How to complete this task =
Take the records below and set them down exactly, so that every line matches the original.

Extracted material =
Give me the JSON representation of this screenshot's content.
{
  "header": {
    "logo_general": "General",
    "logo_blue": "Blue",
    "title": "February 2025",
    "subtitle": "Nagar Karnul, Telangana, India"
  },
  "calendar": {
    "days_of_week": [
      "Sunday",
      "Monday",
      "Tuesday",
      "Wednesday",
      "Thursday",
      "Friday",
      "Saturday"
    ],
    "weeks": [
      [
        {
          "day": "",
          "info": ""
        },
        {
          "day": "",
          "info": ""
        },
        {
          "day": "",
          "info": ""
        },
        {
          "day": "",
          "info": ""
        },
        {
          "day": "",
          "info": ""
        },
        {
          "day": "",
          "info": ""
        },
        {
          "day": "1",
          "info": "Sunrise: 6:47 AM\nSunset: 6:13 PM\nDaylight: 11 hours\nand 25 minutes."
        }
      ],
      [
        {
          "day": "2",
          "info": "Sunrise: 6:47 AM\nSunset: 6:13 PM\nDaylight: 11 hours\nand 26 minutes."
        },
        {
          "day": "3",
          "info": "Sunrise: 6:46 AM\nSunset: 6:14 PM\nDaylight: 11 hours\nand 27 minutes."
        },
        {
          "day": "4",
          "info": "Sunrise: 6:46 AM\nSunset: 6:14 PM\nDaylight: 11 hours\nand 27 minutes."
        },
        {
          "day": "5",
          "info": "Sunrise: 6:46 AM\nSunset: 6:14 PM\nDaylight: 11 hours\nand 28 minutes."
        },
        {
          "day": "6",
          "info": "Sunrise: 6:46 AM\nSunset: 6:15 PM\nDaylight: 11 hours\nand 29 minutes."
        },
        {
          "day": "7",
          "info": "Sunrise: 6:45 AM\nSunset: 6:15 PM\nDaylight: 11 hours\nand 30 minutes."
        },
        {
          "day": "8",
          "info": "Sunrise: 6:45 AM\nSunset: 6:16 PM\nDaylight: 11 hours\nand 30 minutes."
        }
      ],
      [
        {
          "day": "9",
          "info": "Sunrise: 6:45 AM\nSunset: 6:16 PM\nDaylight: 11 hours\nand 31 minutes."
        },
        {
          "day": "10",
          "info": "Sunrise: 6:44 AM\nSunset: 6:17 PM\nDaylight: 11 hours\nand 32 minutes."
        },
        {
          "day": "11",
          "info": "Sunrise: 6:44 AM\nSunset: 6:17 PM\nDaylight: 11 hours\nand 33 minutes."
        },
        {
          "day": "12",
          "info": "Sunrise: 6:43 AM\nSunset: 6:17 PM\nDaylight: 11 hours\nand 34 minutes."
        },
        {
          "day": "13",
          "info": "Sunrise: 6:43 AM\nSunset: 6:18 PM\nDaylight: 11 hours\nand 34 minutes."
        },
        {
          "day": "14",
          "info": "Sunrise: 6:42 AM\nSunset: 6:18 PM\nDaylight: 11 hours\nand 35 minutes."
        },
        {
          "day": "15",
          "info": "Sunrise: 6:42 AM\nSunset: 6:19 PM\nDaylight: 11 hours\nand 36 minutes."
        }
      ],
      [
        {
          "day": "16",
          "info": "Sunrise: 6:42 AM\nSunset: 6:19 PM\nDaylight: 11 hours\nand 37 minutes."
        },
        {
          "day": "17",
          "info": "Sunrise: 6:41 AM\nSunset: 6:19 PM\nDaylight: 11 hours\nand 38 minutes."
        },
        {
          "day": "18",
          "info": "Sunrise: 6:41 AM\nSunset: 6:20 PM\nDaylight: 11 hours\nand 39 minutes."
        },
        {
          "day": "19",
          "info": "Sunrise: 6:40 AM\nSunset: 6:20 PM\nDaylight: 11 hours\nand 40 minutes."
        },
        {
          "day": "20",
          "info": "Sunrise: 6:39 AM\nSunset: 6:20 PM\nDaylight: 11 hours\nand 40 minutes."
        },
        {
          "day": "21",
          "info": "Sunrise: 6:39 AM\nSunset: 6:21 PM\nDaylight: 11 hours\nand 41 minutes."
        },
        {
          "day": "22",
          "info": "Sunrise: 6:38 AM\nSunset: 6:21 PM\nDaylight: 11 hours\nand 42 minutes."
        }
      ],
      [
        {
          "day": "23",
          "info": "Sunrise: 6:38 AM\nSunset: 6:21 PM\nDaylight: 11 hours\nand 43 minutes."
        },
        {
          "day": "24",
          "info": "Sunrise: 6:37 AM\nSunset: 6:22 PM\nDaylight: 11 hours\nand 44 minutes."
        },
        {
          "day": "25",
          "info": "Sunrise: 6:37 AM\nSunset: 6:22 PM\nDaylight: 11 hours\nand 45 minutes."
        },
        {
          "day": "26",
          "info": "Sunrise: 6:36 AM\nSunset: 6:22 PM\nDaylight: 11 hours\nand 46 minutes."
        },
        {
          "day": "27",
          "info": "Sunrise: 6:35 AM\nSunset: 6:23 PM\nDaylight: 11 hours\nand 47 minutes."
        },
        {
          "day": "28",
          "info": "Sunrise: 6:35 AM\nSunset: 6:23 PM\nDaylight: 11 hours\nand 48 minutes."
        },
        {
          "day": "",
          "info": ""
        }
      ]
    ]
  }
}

Solution for this problem =
Give me the JSON representation of this screenshot's content.
{
  "header": {
    "logo_general": "General",
    "logo_blue": "Blue",
    "title": "February 2025",
    "subtitle": "Nagar Karnul, Telangana, India"
  },
  "calendar": {
    "days_of_week": [
      "Sunday",
      "Monday",
      "Tuesday",
      "Wednesday",
      "Thursday",
      "Friday",
      "Saturday"
    ],
    "weeks": [
      [
        {
          "day": "",
          "info": ""
        },
        {
          "day": "",
          "info": ""
        },
        {
          "day": "",
          "info": ""
        },
        {
          "day": "",
          "info": ""
        },
        {
          "day": "",
          "info": ""
        },
        {
          "day": "",
          "info": ""
        },
        {
          "day": "1",
          "info": "Sunrise: 6:47 AM\nSunset: 6:13 PM\nDaylight: 11 hours\nand 25 minutes."
        }
      ],
      [
        {
          "day": "2",
          "info": "Sunrise: 6:47 AM\nSunset: 6:13 PM\nDaylight: 11 hours\nand 26 minutes."
        },
        {
          "day": "3",
          "info": "Sunrise: 6:46 AM\nSunset: 6:14 PM\nDaylight: 11 hours\nand 27 minutes."
        },
        {
          "day": "4",
          "info": "Sunrise: 6:46 AM\nSunset: 6:14 PM\nDaylight: 11 hours\nand 27 minutes."
        },
        {
          "day": "5",
          "info": "Sunrise: 6:46 AM\nSunset: 6:14 PM\nDaylight: 11 hours\nand 28 minutes."
        },
        {
          "day": "6",
          "info": "Sunrise: 6:46 AM\nSunset: 6:15 PM\nDaylight: 11 hours\nand 29 minutes."
        },
        {
          "day": "7",
          "info": "Sunrise: 6:45 AM\nSunset: 6:15 PM\nDaylight: 11 hours\nand 30 minutes."
        },
        {
          "day": "8",
          "info": "Sunrise: 6:45 AM\nSunset: 6:16 PM\nDaylight: 11 hours\nand 30 minutes."
        }
      ],
      [
        {
          "day": "9",
          "info": "Sunrise: 6:45 AM\nSunset: 6:16 PM\nDaylight: 11 hours\nand 31 minutes."
        },
        {
          "day": "10",
          "info": "Sunrise: 6:44 AM\nSunset: 6:17 PM\nDaylight: 11 hours\nand 32 minutes."
        },
        {
          "day": "11",
          "info": "Sunrise: 6:44 AM\nSunset: 6:17 PM\nDaylight: 11 hours\nand 33 minutes."
        },
        {
          "day": "12",
          "info": "Sunrise: 6:43 AM\nSunset: 6:17 PM\nDaylight: 11 hours\nand 34 minutes."
        },
        {
          "day": "13",
          "info": "Sunrise: 6:43 AM\nSunset: 6:18 PM\nDaylight: 11 hours\nand 34 minutes."
        },
        {
          "day": "14",
          "info": "Sunrise: 6:42 AM\nSunset: 6:18 PM\nDaylight: 11 hours\nand 35 minutes."
        },
        {
          "day": "15",
          "info": "Sunrise: 6:42 AM\nSunset: 6:19 PM\nDaylight: 11 hours\nand 36 minutes."
        }
      ],
      [
        {
          "day": "16",
          "info": "Sunrise: 6:42 AM\nSunset: 6:19 PM\nDaylight: 11 hours\nand 37 minutes."
        },
        {
          "day": "17",
          "info": "Sunrise: 6:41 AM\nSunset: 6:19 PM\nDaylight: 11 hours\nand 38 minutes."
        },
        {
          "day": "18",
          "info": "Sunrise: 6:41 AM\nSunset: 6:20 PM\nDaylight: 11 hours\nand 39 minutes."
        },
        {
          "day": "19",
          "info": "Sunrise: 6:40 AM\nSunset: 6:20 PM\nDaylight: 11 hours\nand 40 minutes."
        },
        {
          "day": "20",
          "info": "Sunrise: 6:39 AM\nSunset: 6:20 PM\nDaylight: 11 hours\nand 40 minutes."
        },
        {
          "day": "21",
          "info": "Sunrise: 6:39 AM\nSunset: 6:21 PM\nDaylight: 11 hours\nand 41 minutes."
        },
        {
          "day": "22",
          "info": "Sunrise: 6:38 AM\nSunset: 6:21 PM\nDaylight: 11 hours\nand 42 minutes."
        }
      ],
      [
        {
          "day": "23",
          "info": "Sunrise: 6:38 AM\nSunset: 6:21 PM\nDaylight: 11 hours\nand 43 minutes."
        },
        {
          "day": "24",
          "info": "Sunrise: 6:37 AM\nSunset: 6:22 PM\nDaylight: 11 hours\nand 44 minutes."
        },
        {
          "day": "25",
          "info": "Sunrise: 6:37 AM\nSunset: 6:22 PM\nDaylight: 11 hours\nand 45 minutes."
        },
        {
          "day": "26",
          "info": "Sunrise: 6:36 AM\nSunset: 6:22 PM\nDaylight: 11 hours\nand 46 minutes."
        },
        {
          "day": "27",
          "info": "Sunrise: 6:35 AM\nSunset: 6:23 PM\nDaylight: 11 hours\nand 47 minutes."
        },
        {
          "day": "28",
          "info": "Sunrise: 6:35 AM\nSunset: 6:23 PM\nDaylight: 11 hours\nand 48 minutes."
        },
        {
          "day": "",
          "info": ""
        }
      ]
    ]
  }
}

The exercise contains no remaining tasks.